Entries taken from a collection

- - -

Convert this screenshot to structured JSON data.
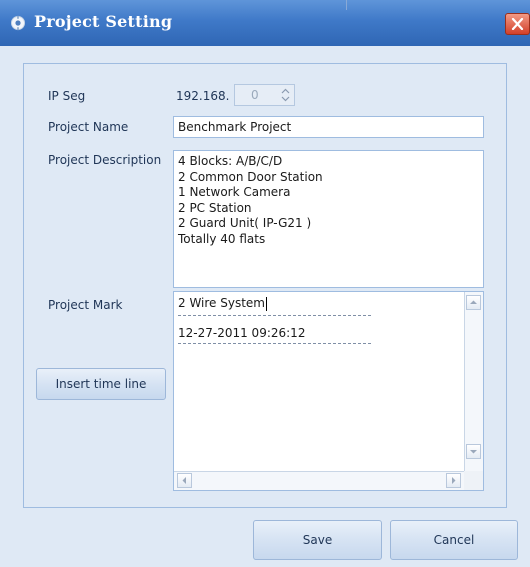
{
  "window": {
    "title": "Project Setting",
    "close_icon": "close-icon",
    "title_icon": "settings-icon"
  },
  "form": {
    "ip_seg_label": "IP Seg",
    "ip_prefix": "192.168.",
    "ip_value": "0",
    "project_name_label": "Project Name",
    "project_name_value": "Benchmark Project",
    "project_description_label": "Project Description",
    "project_description_lines": [
      "4 Blocks: A/B/C/D",
      "2 Common Door Station",
      "1 Network Camera",
      "2 PC Station",
      "2 Guard Unit( IP-G21 )",
      "Totally 40 flats"
    ],
    "project_mark_label": "Project Mark",
    "project_mark_line1": "2 Wire System",
    "project_mark_line2": "12-27-2011 09:26:12",
    "insert_time_line_label": "Insert time line"
  },
  "footer": {
    "save_label": "Save",
    "cancel_label": "Cancel"
  },
  "colors": {
    "titlebar": "#3f79c8",
    "background": "#dfe9f5",
    "close_button": "#d2402a"
  }
}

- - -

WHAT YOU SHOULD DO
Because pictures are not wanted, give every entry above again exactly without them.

OUTPUT BELOW
Convert this screenshot to structured JSON data.
{
  "window": {
    "title": "Project Setting",
    "close_icon": "close-icon",
    "title_icon": "settings-icon"
  },
  "form": {
    "ip_seg_label": "IP Seg",
    "ip_prefix": "192.168.",
    "ip_value": "0",
    "project_name_label": "Project Name",
    "project_name_value": "Benchmark Project",
    "project_description_label": "Project Description",
    "project_description_lines": [
      "4 Blocks: A/B/C/D",
      "2 Common Door Station",
      "1 Network Camera",
      "2 PC Station",
      "2 Guard Unit( IP-G21 )",
      "Totally 40 flats"
    ],
    "project_mark_label": "Project Mark",
    "project_mark_line1": "2 Wire System",
    "project_mark_line2": "12-27-2011 09:26:12",
    "insert_time_line_label": "Insert time line"
  },
  "footer": {
    "save_label": "Save",
    "cancel_label": "Cancel"
  },
  "colors": {
    "titlebar": "#3f79c8",
    "background": "#dfe9f5",
    "close_button": "#d2402a"
  }
}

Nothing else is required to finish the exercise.